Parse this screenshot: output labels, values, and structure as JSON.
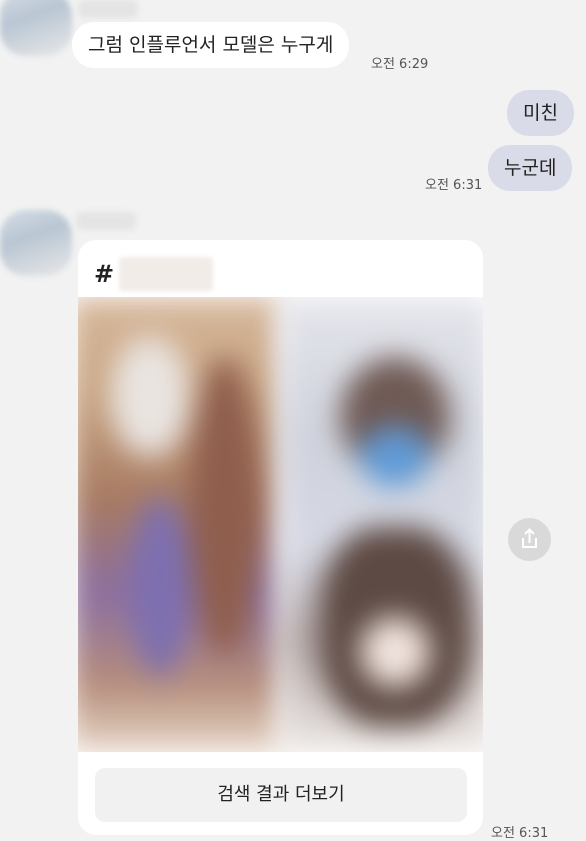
{
  "messages": {
    "first_in": {
      "text": "그럼 인플루언서 모델은 누구게",
      "time": "오전 6:29"
    },
    "out_1": {
      "text": "미친"
    },
    "out_2": {
      "text": "누군데",
      "time": "오전 6:31"
    }
  },
  "share_card": {
    "hash_symbol": "#",
    "more_button_label": "검색 결과 더보기",
    "time": "오전 6:31"
  },
  "icons": {
    "share": "share-icon",
    "avatar": "avatar"
  },
  "colors": {
    "background": "#f2f2f2",
    "incoming_bubble": "#ffffff",
    "outgoing_bubble": "#d9dce8",
    "share_button": "#d9d9d9"
  }
}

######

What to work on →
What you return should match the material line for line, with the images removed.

Task output →
Parse this screenshot: output labels, values, and structure as JSON.
{
  "messages": {
    "first_in": {
      "text": "그럼 인플루언서 모델은 누구게",
      "time": "오전 6:29"
    },
    "out_1": {
      "text": "미친"
    },
    "out_2": {
      "text": "누군데",
      "time": "오전 6:31"
    }
  },
  "share_card": {
    "hash_symbol": "#",
    "more_button_label": "검색 결과 더보기",
    "time": "오전 6:31"
  },
  "icons": {
    "share": "share-icon",
    "avatar": "avatar"
  },
  "colors": {
    "background": "#f2f2f2",
    "incoming_bubble": "#ffffff",
    "outgoing_bubble": "#d9dce8",
    "share_button": "#d9d9d9"
  }
}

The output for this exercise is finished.